The 2013 North Indian Ocean cyclone season is an ongoing event in the annual cycle of tropical cyclone formation. The North Indian Ocean cyclone season has no official bounds, but cyclones tend to form between April and December, with the peak from May to November. These dates conventionally delimit the period of each year when most tropical cyclones form in the northern Indian Ocean.
The scope of this article is limited to the Indian Ocean in the Northern Hemisphere, east of the Horn of Africa and west of the Malay Peninsula. There are two main seas in the North Indian Ocean — the Arabian Sea to the west of the Indian subcontinent, abbreviated ARB by the India Meteorological Department (IMD); and the Bay of Bengal to the east, abbreviated BOB by the IMD.
The official Regional Specialized Meteorological Centre in this basin is the India Meteorological Department (IMD), while the Joint Typhoon Warning Center releases unofficial advisories. On average, 4 to 6 storms form in this basin every season.

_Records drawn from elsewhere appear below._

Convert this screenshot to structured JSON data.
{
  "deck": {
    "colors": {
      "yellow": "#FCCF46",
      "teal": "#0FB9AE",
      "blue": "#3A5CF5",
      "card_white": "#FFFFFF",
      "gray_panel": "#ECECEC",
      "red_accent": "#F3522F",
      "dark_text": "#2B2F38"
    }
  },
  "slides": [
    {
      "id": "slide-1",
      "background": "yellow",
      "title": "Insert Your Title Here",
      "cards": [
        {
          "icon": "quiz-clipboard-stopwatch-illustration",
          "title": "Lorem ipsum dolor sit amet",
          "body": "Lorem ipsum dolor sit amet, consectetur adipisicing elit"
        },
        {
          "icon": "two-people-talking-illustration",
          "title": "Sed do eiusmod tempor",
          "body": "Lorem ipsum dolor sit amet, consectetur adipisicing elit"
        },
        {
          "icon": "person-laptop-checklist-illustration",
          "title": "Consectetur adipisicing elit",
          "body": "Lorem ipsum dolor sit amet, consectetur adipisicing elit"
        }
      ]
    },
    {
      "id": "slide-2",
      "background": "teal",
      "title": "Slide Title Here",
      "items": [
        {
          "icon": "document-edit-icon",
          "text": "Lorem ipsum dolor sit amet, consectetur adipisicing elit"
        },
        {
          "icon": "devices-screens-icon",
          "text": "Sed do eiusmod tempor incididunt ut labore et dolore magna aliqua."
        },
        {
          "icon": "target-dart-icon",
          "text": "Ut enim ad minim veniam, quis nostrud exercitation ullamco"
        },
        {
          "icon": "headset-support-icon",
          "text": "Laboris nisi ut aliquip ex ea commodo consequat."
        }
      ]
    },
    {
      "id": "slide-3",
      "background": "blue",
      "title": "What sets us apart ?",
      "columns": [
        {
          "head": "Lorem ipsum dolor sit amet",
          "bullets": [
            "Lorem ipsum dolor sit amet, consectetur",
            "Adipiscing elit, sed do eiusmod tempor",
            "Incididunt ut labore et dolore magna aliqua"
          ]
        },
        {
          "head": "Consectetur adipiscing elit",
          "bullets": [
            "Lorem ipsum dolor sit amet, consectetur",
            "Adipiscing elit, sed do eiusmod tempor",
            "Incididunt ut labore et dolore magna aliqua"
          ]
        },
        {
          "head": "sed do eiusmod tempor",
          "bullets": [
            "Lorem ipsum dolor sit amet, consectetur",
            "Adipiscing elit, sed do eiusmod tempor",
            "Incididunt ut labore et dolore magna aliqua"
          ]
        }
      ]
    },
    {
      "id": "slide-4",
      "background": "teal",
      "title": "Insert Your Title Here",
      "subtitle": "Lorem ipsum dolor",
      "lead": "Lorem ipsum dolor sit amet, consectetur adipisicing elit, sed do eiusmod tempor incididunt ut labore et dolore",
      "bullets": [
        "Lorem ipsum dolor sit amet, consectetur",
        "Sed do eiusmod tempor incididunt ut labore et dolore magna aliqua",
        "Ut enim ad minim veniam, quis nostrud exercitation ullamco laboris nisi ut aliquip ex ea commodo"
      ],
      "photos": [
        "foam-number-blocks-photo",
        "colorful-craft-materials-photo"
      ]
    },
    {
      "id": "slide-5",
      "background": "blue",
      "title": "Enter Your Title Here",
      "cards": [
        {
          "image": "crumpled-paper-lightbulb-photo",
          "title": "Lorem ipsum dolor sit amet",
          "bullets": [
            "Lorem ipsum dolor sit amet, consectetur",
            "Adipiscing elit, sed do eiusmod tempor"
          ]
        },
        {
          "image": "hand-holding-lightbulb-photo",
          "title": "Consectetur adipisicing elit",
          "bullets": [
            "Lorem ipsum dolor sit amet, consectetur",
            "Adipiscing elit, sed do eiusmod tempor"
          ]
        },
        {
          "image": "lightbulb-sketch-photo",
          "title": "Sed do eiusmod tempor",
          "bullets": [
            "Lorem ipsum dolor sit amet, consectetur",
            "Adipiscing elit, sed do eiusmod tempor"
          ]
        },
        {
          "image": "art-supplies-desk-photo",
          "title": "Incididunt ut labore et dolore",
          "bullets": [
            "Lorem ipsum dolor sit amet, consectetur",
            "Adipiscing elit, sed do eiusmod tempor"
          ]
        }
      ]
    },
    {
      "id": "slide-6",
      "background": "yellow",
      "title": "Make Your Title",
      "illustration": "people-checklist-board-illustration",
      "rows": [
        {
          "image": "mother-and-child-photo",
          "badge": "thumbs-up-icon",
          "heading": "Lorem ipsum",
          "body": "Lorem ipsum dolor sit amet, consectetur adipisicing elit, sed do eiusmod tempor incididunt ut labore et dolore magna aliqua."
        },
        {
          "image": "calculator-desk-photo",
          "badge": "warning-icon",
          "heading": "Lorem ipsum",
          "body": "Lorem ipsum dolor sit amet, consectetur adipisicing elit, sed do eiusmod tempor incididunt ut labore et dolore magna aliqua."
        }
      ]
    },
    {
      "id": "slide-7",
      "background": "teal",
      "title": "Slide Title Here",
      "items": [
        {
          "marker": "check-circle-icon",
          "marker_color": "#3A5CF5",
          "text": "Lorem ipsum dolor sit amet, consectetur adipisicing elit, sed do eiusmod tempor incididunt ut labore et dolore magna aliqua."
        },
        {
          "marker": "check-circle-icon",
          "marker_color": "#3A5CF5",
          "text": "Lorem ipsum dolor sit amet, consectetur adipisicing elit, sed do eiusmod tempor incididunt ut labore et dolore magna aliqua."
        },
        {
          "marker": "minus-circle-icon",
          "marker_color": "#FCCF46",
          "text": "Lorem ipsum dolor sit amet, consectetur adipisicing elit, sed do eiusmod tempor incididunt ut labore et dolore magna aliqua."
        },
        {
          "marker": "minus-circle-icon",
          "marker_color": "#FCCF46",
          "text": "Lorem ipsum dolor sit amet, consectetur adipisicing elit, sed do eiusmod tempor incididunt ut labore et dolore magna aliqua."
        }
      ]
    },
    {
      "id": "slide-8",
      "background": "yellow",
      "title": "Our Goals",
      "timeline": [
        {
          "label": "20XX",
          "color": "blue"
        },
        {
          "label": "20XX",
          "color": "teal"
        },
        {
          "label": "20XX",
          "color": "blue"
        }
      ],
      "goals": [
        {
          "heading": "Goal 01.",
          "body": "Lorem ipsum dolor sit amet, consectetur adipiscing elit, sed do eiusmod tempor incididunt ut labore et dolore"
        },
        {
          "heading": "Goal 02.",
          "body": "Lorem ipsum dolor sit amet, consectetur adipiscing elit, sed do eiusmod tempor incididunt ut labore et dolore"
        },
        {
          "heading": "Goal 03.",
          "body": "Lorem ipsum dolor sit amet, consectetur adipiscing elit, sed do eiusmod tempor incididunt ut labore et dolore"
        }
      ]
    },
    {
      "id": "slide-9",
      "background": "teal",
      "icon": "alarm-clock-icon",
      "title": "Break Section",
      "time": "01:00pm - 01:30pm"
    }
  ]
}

Originating from an area of low pressure over the southern Bay of Bengal in early May 2013, Mahasen slowly consolidated into a depression on May 10. The depression gained forward momentum and attained gale-force winds on May 11 and was designated as Cyclonic Storm Mahasen, the first named storm of the season. Owing to adverse atmospheric conditions, the depression struggled to maintain organized convection as it moved closer to eastern India. On May 14, the exposed circulation of Mahasen turned northeastward. The following day, conditions again allowed for the storm to intensify. Early on May 16, the cyclone attained its peak intensity with winds of 85 km/h (50 mph) and a barometric pressure of 988 mbar (hPa; 29.18 inHg). Shortly thereafter Mahasen made landfall near Chittagong, Bangladesh. On May 17, it moved over the eastern Indian state of Nagaland.
Early in the storm's existence, it brought flooding rains to much of northwestern Indonesia, resulting in significant damage. At least four people died and six others were reported missing. In preparation for the storm, large-scale evacuations were recommended for parts of Myanmar. This resulted with people overcrowding boats to escape, and one or several vessels capsized, causing at least 39 deaths; 42 people were rescued while 19 others were unaccounted for and feared dead. The storm's expansive cloud mass also brought unsettled weather to Sri Lanka, Thailand, and southeastern India. Severe storms in India and Sri Lanka were responsible for at least 16 fatalities and significant damage; one person died in Thailand. Striking Bangladesh in a weaker state than initially expected, damage was moderate to severe. A total of 95,003 poorly constructed huts were damaged or destroyed, 17 people died, and nearly 1.3 million were affected across the country. Losses to crops exceeded ৳400 million (US$5.14 million). Myanmar was spared damage and further casualties.
Within this basin, a tropical cyclone is assigned a name when it is judged to have reached Cyclonic Storm intensity with winds of 65 km/h (40 mph). The names were selected by members of the ESCAP/WMO panel on Tropical Cyclones between 2000 and May 2004, before the Regional Specialized Meteorological Center in New Delhi started to assign names in September 2004. There is no retirement of tropical cyclone names in this basin as the list of names is only scheduled to be used once before a new list of names is drawn up. Should a named tropical cyclone move into the basin, from the Western Pacific then it will retain its original name. The next six available names from the list of North Indian Ocean storm names are below.
This is a table of all storms in the 2013 North Indian Ocean cyclone season. It mentions all of the season's storms and their names, durations, peak intensities (according to the IMD storm scale), landfall(s) – denoted by bold location names – damages, and death totals. Damage and death totals include the damage and deaths caused when that storm was a precursor wave or extratropical low, and all of the damage figures are in 2013 USD.